The Three Values of Science

Death to Stock

The following is a transcript of a speech that I did for a Toastmasters club meeting a few months ago.

The objective of this speech was to research any topic that I chose, and then present a structured speech on this topic. After the speech, I would receive feedback and advice for improvement from the audience and my speech evaluator. I would then present the speech again at a later date, applying the feedback and advice that I had received.

Around two months ago, I was the quote master for a Toastmasters meeting, where I told of a quote by Richard Feynman. I failed to note beforehand who Richard Feynman was, and why he was important.

Good evening fellow Toastmasters, and welcomed quests. Allow me to enlighten you all on who Richard Feynman was, and share with you all three pieces of wisdom that he had — his three values of the sciences.

Richard Feynman was a Nobel Prize winning American theoretical physicist. Unlike many other theoretical physicists at the time, he was something like a celebrity, kind of like Neil deGrasse Tyson today, or Stephen Hawking.

At the height of his career, he made important contributions to the field of quantum electrodynamics, where at the time there were major holes in that theory that theoretical physicists were attempting to work around.

Years earlier though, he was heavily involved in the development of the atomic bomb in the Manhattan project, during World War II. As a young physicist, he made critical contributions that ultimately led to the success of that project.

In the years following his involvement with that project though, where he saw the use of atomic bombs to end World War II, he grew into a depression, grappling with the thought that he was so heavily involved in the creation of a tool that was ultimately used as a weapon responsible for the destruction of two entire cities in Japan.

It was during this time that he questioned himself — what is the value of science, and can science be inherently evil? Years later, he would give a lecture at the University of Washington, where he would share his thoughts on what he believed were the three values of science.

The first value of science is the obvious one: science enables us to do all kinds of things and makes things that we could not have before.

Advances in medicine were made through scientific achievements. Advances in technology, that have so heavily shaped our modern world, were all fundamentally made as a result of scientific achievements.

That being said, for all of these positive benefits of science, it’s hard to ignore the fact that these same scientific achievements have led to the development of deadly weapons — guns, toxic chemicals, and of course, atomic bombs.
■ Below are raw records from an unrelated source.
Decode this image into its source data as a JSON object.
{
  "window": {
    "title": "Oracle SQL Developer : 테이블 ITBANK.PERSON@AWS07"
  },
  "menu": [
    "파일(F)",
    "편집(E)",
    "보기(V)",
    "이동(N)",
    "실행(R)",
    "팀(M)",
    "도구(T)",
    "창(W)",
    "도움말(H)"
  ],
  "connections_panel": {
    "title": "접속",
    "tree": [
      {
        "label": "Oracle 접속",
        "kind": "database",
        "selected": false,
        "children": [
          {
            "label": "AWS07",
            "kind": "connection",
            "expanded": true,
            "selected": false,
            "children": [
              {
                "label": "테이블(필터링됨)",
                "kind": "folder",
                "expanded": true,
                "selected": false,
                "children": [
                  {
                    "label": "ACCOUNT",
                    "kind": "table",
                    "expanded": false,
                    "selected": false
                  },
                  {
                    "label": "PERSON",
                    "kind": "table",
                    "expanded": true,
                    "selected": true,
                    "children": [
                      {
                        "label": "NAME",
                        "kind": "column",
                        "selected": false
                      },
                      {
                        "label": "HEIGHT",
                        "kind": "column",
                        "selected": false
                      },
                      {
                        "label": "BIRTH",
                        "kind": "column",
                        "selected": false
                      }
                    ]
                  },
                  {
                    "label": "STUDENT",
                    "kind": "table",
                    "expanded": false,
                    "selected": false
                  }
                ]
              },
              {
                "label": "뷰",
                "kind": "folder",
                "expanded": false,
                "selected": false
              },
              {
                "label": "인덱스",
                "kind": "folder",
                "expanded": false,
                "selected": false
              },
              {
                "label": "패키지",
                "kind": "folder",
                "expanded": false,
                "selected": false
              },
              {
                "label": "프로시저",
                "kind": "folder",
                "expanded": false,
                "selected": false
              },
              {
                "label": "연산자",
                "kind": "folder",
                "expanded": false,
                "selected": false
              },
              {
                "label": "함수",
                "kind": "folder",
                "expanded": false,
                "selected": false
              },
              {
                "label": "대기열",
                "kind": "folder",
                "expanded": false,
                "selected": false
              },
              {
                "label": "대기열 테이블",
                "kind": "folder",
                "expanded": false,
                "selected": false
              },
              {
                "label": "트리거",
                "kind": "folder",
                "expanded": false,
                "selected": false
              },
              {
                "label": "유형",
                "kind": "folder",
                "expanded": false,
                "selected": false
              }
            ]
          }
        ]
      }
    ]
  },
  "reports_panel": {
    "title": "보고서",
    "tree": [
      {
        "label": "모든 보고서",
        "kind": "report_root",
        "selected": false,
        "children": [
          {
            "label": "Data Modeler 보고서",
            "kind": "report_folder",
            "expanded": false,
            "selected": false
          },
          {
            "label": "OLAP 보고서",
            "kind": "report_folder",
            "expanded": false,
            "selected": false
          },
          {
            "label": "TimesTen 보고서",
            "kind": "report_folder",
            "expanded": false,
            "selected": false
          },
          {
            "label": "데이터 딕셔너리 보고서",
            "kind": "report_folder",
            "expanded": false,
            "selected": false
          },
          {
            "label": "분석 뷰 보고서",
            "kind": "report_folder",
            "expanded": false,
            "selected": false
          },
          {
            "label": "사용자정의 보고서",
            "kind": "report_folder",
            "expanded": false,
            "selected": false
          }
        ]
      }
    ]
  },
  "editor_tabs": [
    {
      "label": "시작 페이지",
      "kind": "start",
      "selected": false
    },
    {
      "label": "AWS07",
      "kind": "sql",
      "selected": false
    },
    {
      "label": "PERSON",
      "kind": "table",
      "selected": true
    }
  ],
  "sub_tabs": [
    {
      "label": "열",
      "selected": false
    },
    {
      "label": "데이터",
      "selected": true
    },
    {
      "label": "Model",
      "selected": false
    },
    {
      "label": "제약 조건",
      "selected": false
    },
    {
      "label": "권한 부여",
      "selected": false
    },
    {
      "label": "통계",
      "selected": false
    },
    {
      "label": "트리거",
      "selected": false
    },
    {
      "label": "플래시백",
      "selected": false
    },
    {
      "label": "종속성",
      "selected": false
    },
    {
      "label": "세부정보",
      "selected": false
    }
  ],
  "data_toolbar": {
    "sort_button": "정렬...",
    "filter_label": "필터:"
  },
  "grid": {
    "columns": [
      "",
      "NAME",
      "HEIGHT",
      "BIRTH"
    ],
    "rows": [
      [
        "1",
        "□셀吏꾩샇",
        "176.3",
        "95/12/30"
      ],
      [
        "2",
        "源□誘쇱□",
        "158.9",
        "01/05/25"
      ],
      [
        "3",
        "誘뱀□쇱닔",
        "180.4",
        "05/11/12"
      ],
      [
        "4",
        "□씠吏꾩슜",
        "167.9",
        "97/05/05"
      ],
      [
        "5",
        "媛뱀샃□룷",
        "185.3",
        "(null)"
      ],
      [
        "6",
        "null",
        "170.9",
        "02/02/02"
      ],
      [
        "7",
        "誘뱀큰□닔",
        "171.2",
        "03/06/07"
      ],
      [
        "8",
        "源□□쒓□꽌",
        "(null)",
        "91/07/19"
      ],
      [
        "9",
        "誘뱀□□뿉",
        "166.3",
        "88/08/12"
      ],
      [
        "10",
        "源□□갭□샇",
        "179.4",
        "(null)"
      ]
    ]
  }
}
To this, Richard Feynman says that scientific knowledge is an enabling power to do either good or bad, but it does not carry instructions on how to use it. Once, when Richard Feynman was visiting a buddhist temple, he had a conversation with a monk who told him, that to every person is given the key to Heaven, but this same key also opens the gates of Hell. And so it is with science.

The second value of science is the intellectual enjoyment and inspiration that comes from learning, reading, thinking, or working with science. Although this isn’t directly valuable to society, the kind of inspiration brought about by science is significant.

In the early 1960’s when John F. Kennedy gave his famous speech to the United States, where he spoke of dreams of going to the Moon, he had inspired an entire generation of scientists and engineers to work extra hard over the next few years to realize that dream.

To add to that, life isn’t all about work, and in ancient times when our ancestors first began having more free time, the first things that they did was look up at the skies and wonder why things are the way that they are. This is something that is distinctly human.

The kind of curiosity that science brings about inspires us to achieve great things, and in doing so, progress society forward.

Finally, the third value of science is the nature of how science deals with the unknown. By definition, science is about dealing with our ignorance of the universe, and struggling with our doubts and our uncertainties. This experience is a crucial one for all of us to have.

Scientists know that it is okay to be unsure or to not know the answer to something, and to always question everything. This is something that we all take for granted, and is in fact a freedom that we all have. That freedom is the ability to doubt, to question things that were in the past assumed to be true, and to question authority when needed.

The moment that you believe that you know everything, is the moment that you stop learning and improving. Science forces us to acknowledge that we do not know everything.

To wrap up Richard Feynman’s three values of science, I would like to say again my quote from a few meetings ago.

“The first principle is that we should not fool ourselves, and we are the easiest to fool.”

The ultimate value of science is that science protects us from fooling ourselves. Thank you all.

Also published on Medium